“They're trying to blame us, but we didn't do it.” While the film is strong, it's not without some faults, chief among them being the lack of a strong central antagonist to trouble the remaining Firefly family members. The Devil's Rejects benefited from the inclusion of the vengeful Sheriff Wydell (William Forsythe), but for most of its running time 3 From Hell pitches Otis, Baby, and Foxy as both hero and villain simultaneously. Circumstance as well as Baby's lack of self control, (and even a little bit of ennui), it seems, is mostly the threat that faces them until an early act of Otis' own revenge catches up with the trio in the final act. As a result, the film can at times lack the propulsive pace that its predecessor brandished with such vitality, an issue that 3 From Hell directly expresses when Otis confides with Foxy that he doesn't know what to do next and that he didn't think they'd make it as far as they have.

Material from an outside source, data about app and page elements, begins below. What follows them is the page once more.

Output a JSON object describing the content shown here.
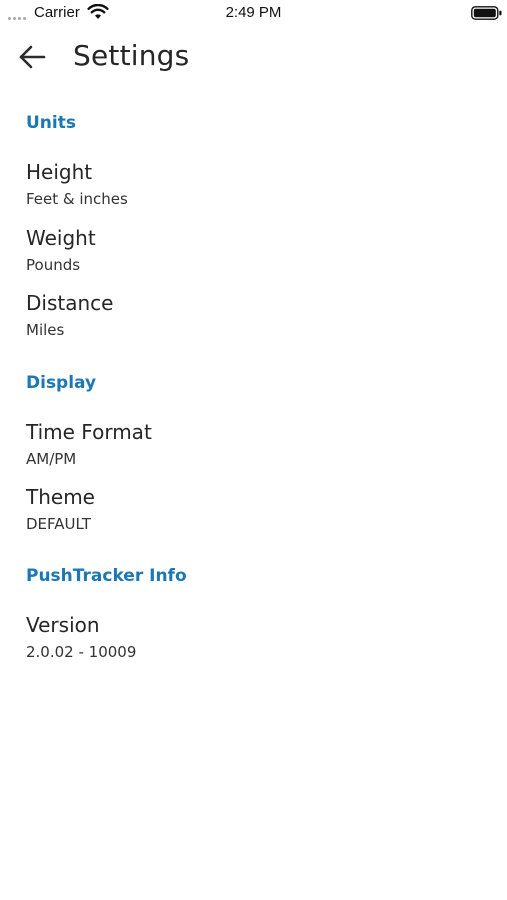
{
  "status_bar": {
    "carrier": "Carrier",
    "time": "2:49 PM",
    "signal_icon": "signal-dots-icon",
    "wifi_icon": "wifi-icon",
    "battery_icon": "battery-icon"
  },
  "app_bar": {
    "title": "Settings",
    "back_icon": "arrow-left-icon"
  },
  "sections": [
    {
      "header": "Units",
      "items": [
        {
          "title": "Height",
          "value": "Feet & inches"
        },
        {
          "title": "Weight",
          "value": "Pounds"
        },
        {
          "title": "Distance",
          "value": "Miles"
        }
      ]
    },
    {
      "header": "Display",
      "items": [
        {
          "title": "Time Format",
          "value": "AM/PM"
        },
        {
          "title": "Theme",
          "value": "DEFAULT"
        }
      ]
    },
    {
      "header": "PushTracker Info",
      "items": [
        {
          "title": "Version",
          "value": "2.0.02 - 10009"
        }
      ]
    }
  ],
  "colors": {
    "accent": "#1c78b4",
    "text": "#262626",
    "background": "#ffffff"
  }
}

To be fair, though, it is no mean feat to follow up such a perfectly made film as The Devil's Rejects, certainly not after this many years, and so it's only inevitable that 3 From Hell cannot live up to such expectations. Indeed, it's a tall order for any sequel attempting to break into a horror fan's heart, which tends to be so tightly bound to previous outings in a series. However, 3 From Hell does benefit from a consistent creative through-line of tone and intent with Rob Zombie as the saga's guiding light, something which few horror franchises can boast. It'll be intriguing to see, in a few years time, if 3 From Hell can settle in comfortably beside its forebears.

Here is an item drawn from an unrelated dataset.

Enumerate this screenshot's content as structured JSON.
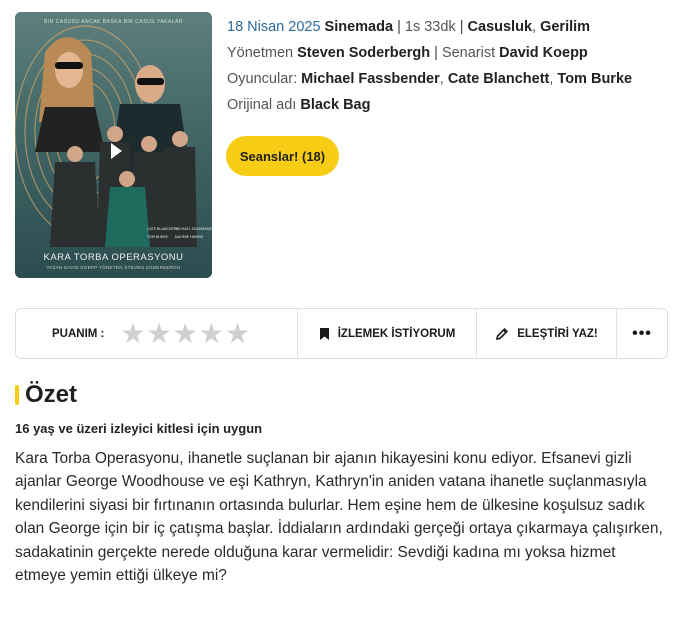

“Kill 'em! Kill 'em! Kill 'em all!” Those who have taken against Rob Zombie as a filmmaker will most likely not be won over by his latest cinematic outing (and let's be honest, the hatred oozing from some is almost pathological), while his hardcore followers will, conversely, lap this flick up – but more partial observers should find plenty to commend 3 From Hell, which is also a welcome return to form after the impressively grotesque but half-cooked murder party that was 31. Thrusting Otis and Baby into new territory also adds some new wrinkles to a well worn cloth, even if their celebrity status is only partially explored, and the supporting cast of genre favourite faces both new and familiar (Danny Trejo, Dee Wallace, Clint Howard, and many more) further boosts proceedings. On the one hand the film can occasionally feel slightly too-long, but sudden bursts of thunderous action and blood-letting are never far away; expect dusty border towns and domestic homes alike to be painted red. Even some of the more delirious fervour and splashes of colour found in House of 1,000 Corpses return, boldly combining gruesome grit and fabulous flair with a dark sense of humour. 3 From Hell may be a little off-peak, but it is a strong and worthy follow-up to Zombie's best film.